As for the rest of us, now may be an appropriate time to replenish summer stocks. Not having any on hand during the annual family camp-out would certainly be playing the fool. Read more

Updated: Cold snap leaves marshmallow growers feeling frosty

Marsh jkHappy April Fool’s Day!

Farmers definitely don’t grow marshmallows on bushes. Today’s sugary treats are made from a mixture of sugars, egg whites and gelatin beaten together. Although they used to be made of ingredients from marshmallow plant roots and there are accounts of ancient Egyptians making candies from marshmallow root and honey.

Now you know.

For more interesting farm and food tidbits, check out www.realdirtonfarming.ca

Fact or Fiction: You can save 1,300 gallons of water by skipping your lunch burger

FactFictonThere’s an infographic floating around on social media. Perhaps you’ve seen it.

It claims you can save 1,300 gallons of water if you:
– don’t flush your toilet for six months, OR
– don’t take a shower for three months, OR
– for lunch today, don’t eat one burger.

Turns out, this is FICTION.

Let’s look at how the cow (behind that burger) really measures up.

Continue reading

Cheerios now have no genetically modified ingredients – Fact or Fiction?

FactFictonFACT: It’s true that General Mills recently announced its “original Cheerios” would have no genetically modified (GM) ingredients.

However, the main ingredient in Cheerios is oats – and there are no genetically modified oat varieties grown in North America, so with the exception of corn sweetener and a few other minor ingredients, Cheerios have always been GM-free.

Now you know!

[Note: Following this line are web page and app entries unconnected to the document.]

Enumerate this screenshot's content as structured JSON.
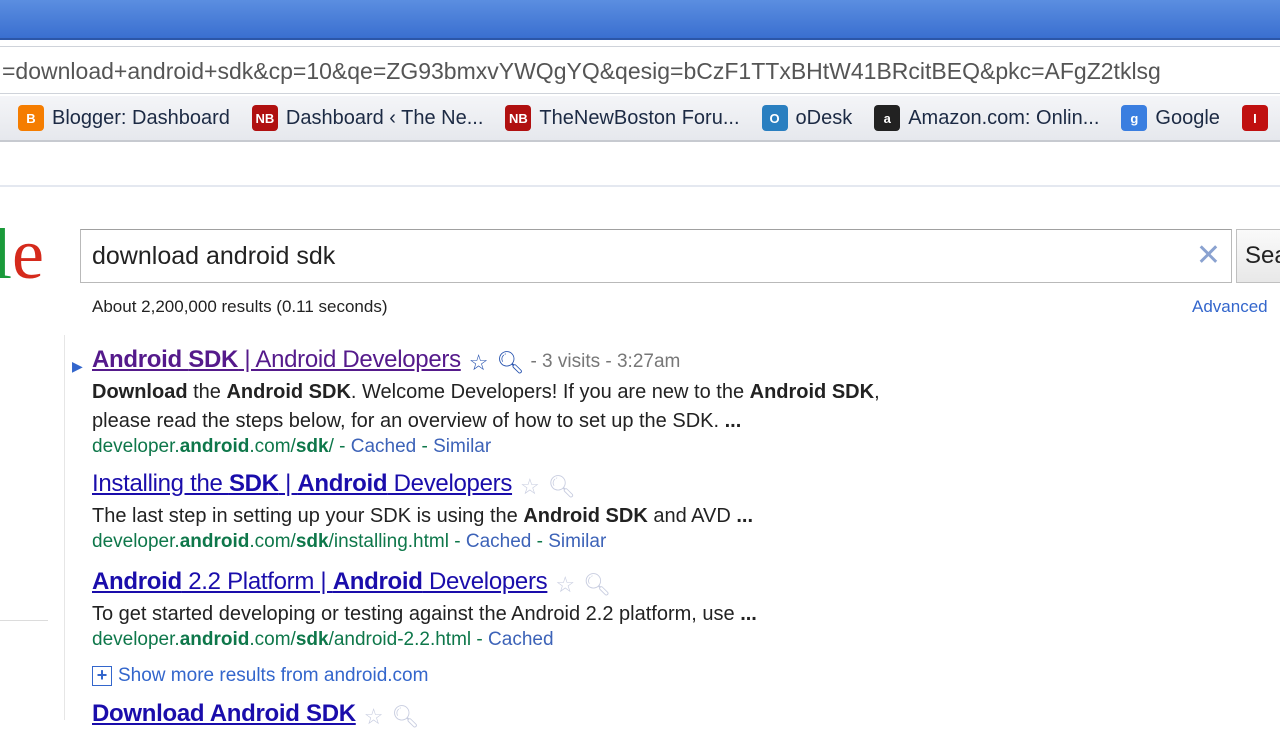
{
  "browser": {
    "address": "=download+android+sdk&cp=10&qe=ZG93bmxvYWQgYQ&qesig=bCzF1TTxBHtW41BRcitBEQ&pkc=AFgZ2tklsg",
    "bookmarks": [
      {
        "label": "Blogger: Dashboard",
        "icon": "blogger-icon",
        "icon_text": "B",
        "color": "#f57d00"
      },
      {
        "label": "Dashboard ‹ The Ne...",
        "icon": "newboston-icon",
        "icon_text": "NB",
        "color": "#b01010"
      },
      {
        "label": "TheNewBoston Foru...",
        "icon": "newboston-icon",
        "icon_text": "NB",
        "color": "#b01010"
      },
      {
        "label": "oDesk",
        "icon": "odesk-icon",
        "icon_text": "O",
        "color": "#2a7fc0"
      },
      {
        "label": "Amazon.com: Onlin...",
        "icon": "amazon-icon",
        "icon_text": "a",
        "color": "#222222"
      },
      {
        "label": "Google",
        "icon": "google-icon",
        "icon_text": "g",
        "color": "#3a7ee0"
      },
      {
        "label": "",
        "icon": "ie-icon",
        "icon_text": "I",
        "color": "#c01010"
      }
    ]
  },
  "search": {
    "logo_partial": "le",
    "query": "download android sdk",
    "button": "Sea",
    "stats": "About 2,200,000 results (0.11 seconds)",
    "advanced": "Advanced"
  },
  "results": [
    {
      "title": [
        [
          "Android ",
          1
        ],
        [
          "SDK",
          1
        ],
        [
          " | Android Developers",
          0
        ]
      ],
      "visited": true,
      "meta": "- 3 visits - 3:27am",
      "snippet": [
        [
          [
            "Download",
            1
          ],
          [
            " the ",
            0
          ],
          [
            "Android SDK",
            1
          ],
          [
            ". Welcome Developers! If you are new to the ",
            0
          ],
          [
            "Android SDK",
            1
          ],
          [
            ",",
            0
          ]
        ],
        [
          [
            "please read the steps below, for an overview of how to set up the SDK. ",
            0
          ],
          [
            "...",
            1
          ]
        ]
      ],
      "url": [
        [
          "developer.",
          0
        ],
        [
          "android",
          1
        ],
        [
          ".com/",
          0
        ],
        [
          "sdk",
          1
        ],
        [
          "/",
          0
        ]
      ],
      "links": [
        "Cached",
        "Similar"
      ]
    },
    {
      "title": [
        [
          "Installing the ",
          0
        ],
        [
          "SDK",
          1
        ],
        [
          " | ",
          0
        ],
        [
          "Android",
          1
        ],
        [
          " Developers",
          0
        ]
      ],
      "visited": false,
      "meta": "",
      "snippet": [
        [
          [
            "The last step in setting up your SDK is using the ",
            0
          ],
          [
            "Android SDK",
            1
          ],
          [
            " and AVD ",
            0
          ],
          [
            "...",
            1
          ]
        ]
      ],
      "url": [
        [
          "developer.",
          0
        ],
        [
          "android",
          1
        ],
        [
          ".com/",
          0
        ],
        [
          "sdk",
          1
        ],
        [
          "/installing.html",
          0
        ]
      ],
      "links": [
        "Cached",
        "Similar"
      ]
    },
    {
      "title": [
        [
          "Android",
          1
        ],
        [
          " 2.2 Platform | ",
          0
        ],
        [
          "Android",
          1
        ],
        [
          " Developers",
          0
        ]
      ],
      "visited": false,
      "meta": "",
      "snippet": [
        [
          [
            "To get started developing or testing against the Android 2.2 platform, use ",
            0
          ],
          [
            "...",
            1
          ]
        ]
      ],
      "url": [
        [
          "developer.",
          0
        ],
        [
          "android",
          1
        ],
        [
          ".com/",
          0
        ],
        [
          "sdk",
          1
        ],
        [
          "/android-2.2.html",
          0
        ]
      ],
      "links": [
        "Cached"
      ]
    },
    {
      "title": [
        [
          "Download Android SDK",
          1
        ]
      ],
      "visited": false,
      "meta": "",
      "snippet": [],
      "url": [],
      "links": []
    }
  ],
  "more_results": "Show more results from android.com"
}
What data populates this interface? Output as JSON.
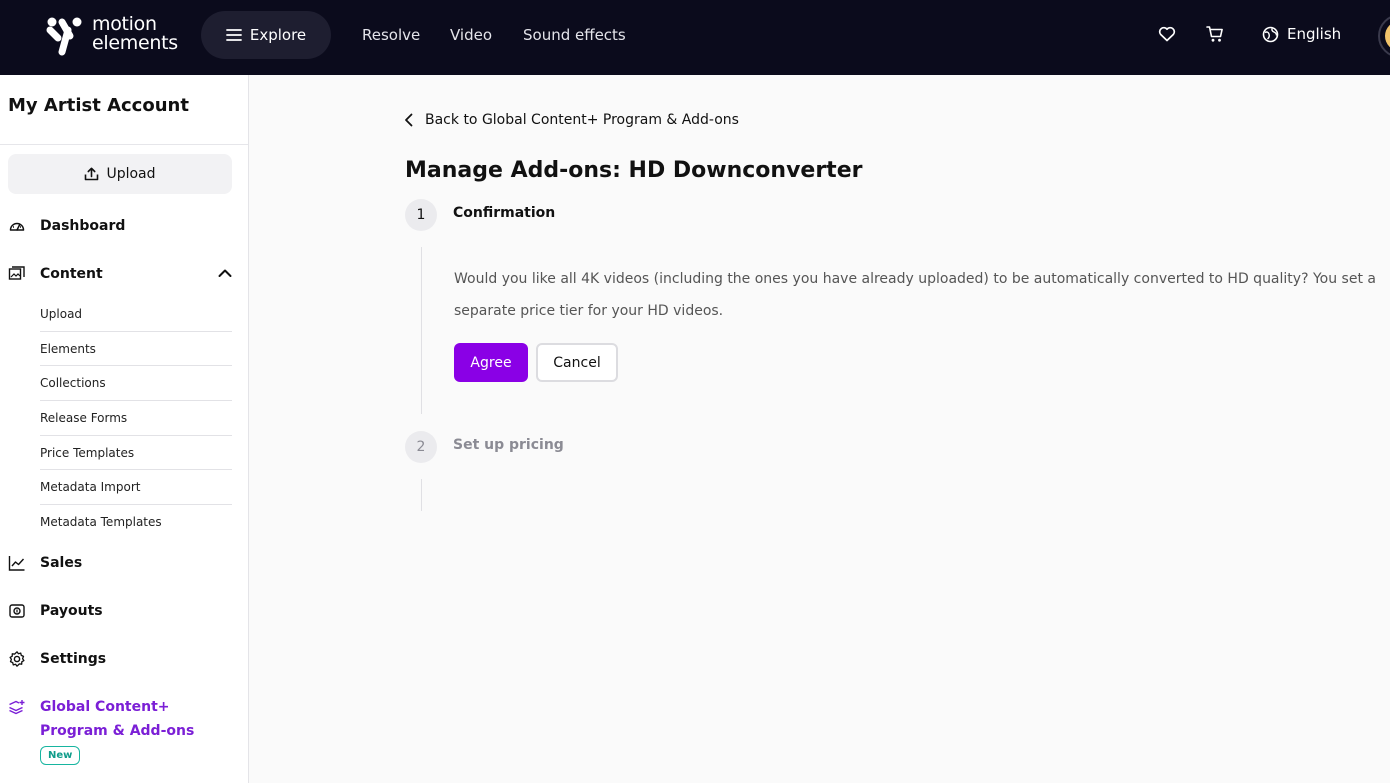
{
  "header": {
    "logo_text_line1": "motion",
    "logo_text_line2": "elements",
    "explore_label": "Explore",
    "nav_links": [
      "Resolve",
      "Video",
      "Sound effects"
    ],
    "language_label": "English",
    "icons": [
      "heart-icon",
      "cart-icon",
      "globe-icon",
      "menu-icon"
    ]
  },
  "sidebar": {
    "title": "My Artist Account",
    "upload_label": "Upload",
    "items": {
      "dashboard": "Dashboard",
      "content": "Content",
      "sales": "Sales",
      "payouts": "Payouts",
      "settings": "Settings",
      "global": "Global Content+ Program & Add-ons"
    },
    "content_expanded": true,
    "content_subitems": [
      "Upload",
      "Elements",
      "Collections",
      "Release Forms",
      "Price Templates",
      "Metadata Import",
      "Metadata Templates"
    ],
    "new_badge": "New",
    "active_item": "global"
  },
  "main": {
    "back_link": "Back to Global Content+ Program & Add-ons",
    "title": "Manage Add-ons: HD Downconverter",
    "steps": [
      {
        "number": "1",
        "label": "Confirmation",
        "description": "Would you like all 4K videos (including the ones you have already uploaded) to be automatically converted to HD quality? You set a separate price tier for your HD videos.",
        "agree_label": "Agree",
        "cancel_label": "Cancel"
      },
      {
        "number": "2",
        "label": "Set up pricing"
      }
    ]
  },
  "colors": {
    "topbar_bg": "#0b0b1c",
    "accent": "#8a00e6",
    "active_nav": "#7b1fd6",
    "badge": "#17b5a0"
  }
}
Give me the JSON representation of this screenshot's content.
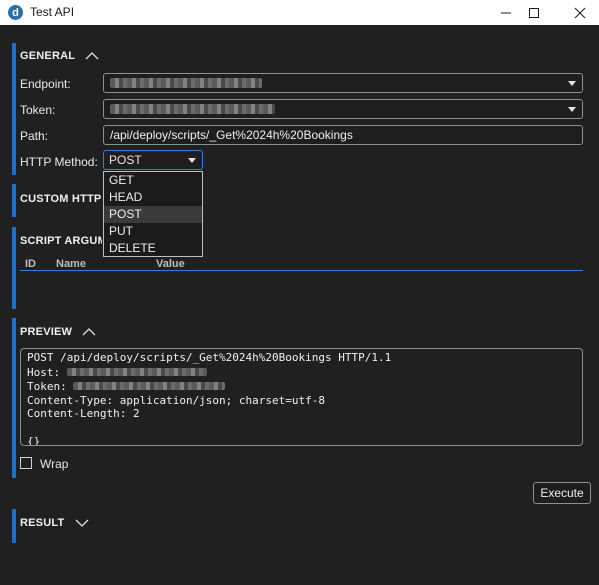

For more interesting farm and food tidbits, check out www.realdirtonfarming.ca

Meatless Mondays are a new campaign – Fact or Fiction?

FactFictonFICTION: Meatless Mondays date back to World Wars I and II. At that time, Meatless Mondays were part of U.S. government efforts to encourage consumers to do their part on the home front by rationing and reducing consumption of certain food items. It was a patriotic way for those at home to support the war effort and the troops fighting overseas by ensuring our soldiers had access to all the nutritious food they needed. Continue reading

Sweat like a pig – Fact or Fiction?

FactFictonpigletFICTION: Forget what you’ve heard about that expression. Pigs like to keep clean and they can’t sweat to cool off. So, barns provide a clean environment and have ventilation systems, like fans, to maintain an optimum temperature. Some barns even have sprinklers to keep the animals cool in the summer.

Did you know…the expression “sweat like a pig” actually comes from the smelting process of iron? After the iron has cooled off, it resembles piglets and a sow, and as it cools, beads of moisture – like sweat – form on its surface. This means it has cooled enough to be moved safely.

So, sweat like a pig? It’s not likely, since pigs can’t sweat!

Now you know!

For more interesting farm and food tidbits, check out www.realdirtonfarming.ca

Cow tipping – Fact or Fiction?

FactFictonFICTION: A researcher at the University of British Columbia concluded it would take five people to push a cow over, and that’s if the cow was willing to be tipped. Most cows do not sleep standing up and are startled easily by noise and strangers.

Now you know!

For more interesting farm and food tidbits, check out www.realdirtonfarming.ca